That night we had a dorm meeting, and when I walked into the auditorium I was determined not to sit in the back. I finally picked out a row and sat down. Everyone on the row got up and moved (this became common—no one sat on the same row in my classes for the first two years).
The four guys sitting in front of me turned around. One said, “You are a freshman?” “Yes,” I said. “Well, we are too, can we sit with you?” These became my closest friends from the very first day. They introduced me to their other friends and Westminster House, where I could study in peace. They encountered more harassment than I—even though my windows were broken every night and my room set on fire twice. Yet they never wavered in their friendship. It was as if God said, “Harold, sit there.”

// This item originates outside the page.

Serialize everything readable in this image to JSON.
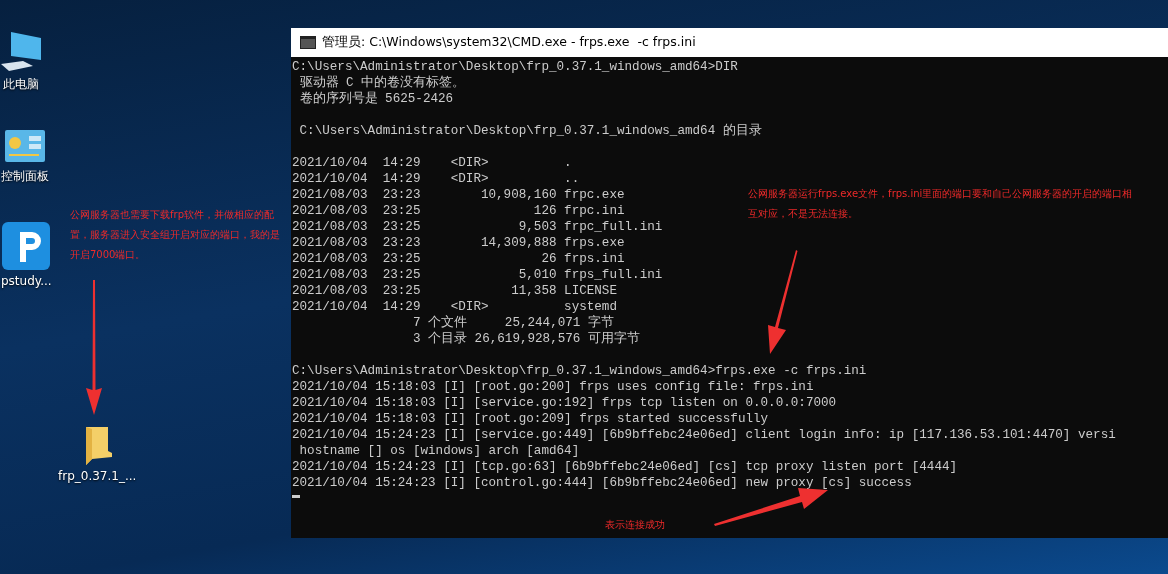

—Harold A. Black is the Smith Professor of Finance at the University of Tennessee.
Out of control
by Carolyn Kelley Hatcher (AB '61)
I served on Women’s Student Government Association that year, and Ms. Hunter-Gault was given the WSGA suite in Center Myers (where I had been living). I well remember the riot... very, very scary. She appeared a very frightened young lady, as well she should have been. People were mean, angry, loud, very emotional and out of control. She handled herself well.
The women students had to be put on restriction that week, no nights out past 5... they were extremely angry at the WSGA and Dean of Women for this. But it was dangerous to be out in Athens.
Looking back, we as students were very afraid our university was to be closed, and some of us were near graduation. Of course, desegregation was the right thing... we selfishly were thinking of our own lives and future, however. I had my parents call the governor’s office to tell him not to close UGA... for my own reasons, I suppose, at that time... [Hunter-Gault and Holmes] were two very, very brave and courageous people.”
—Carolyn Kelley Hatcher retired in March 2009 after 30 years as Dougherty County elections supervisor.
To learn more about Celebrating Courage and diversity at UGA, go to http://www.desegregation.uga.edu.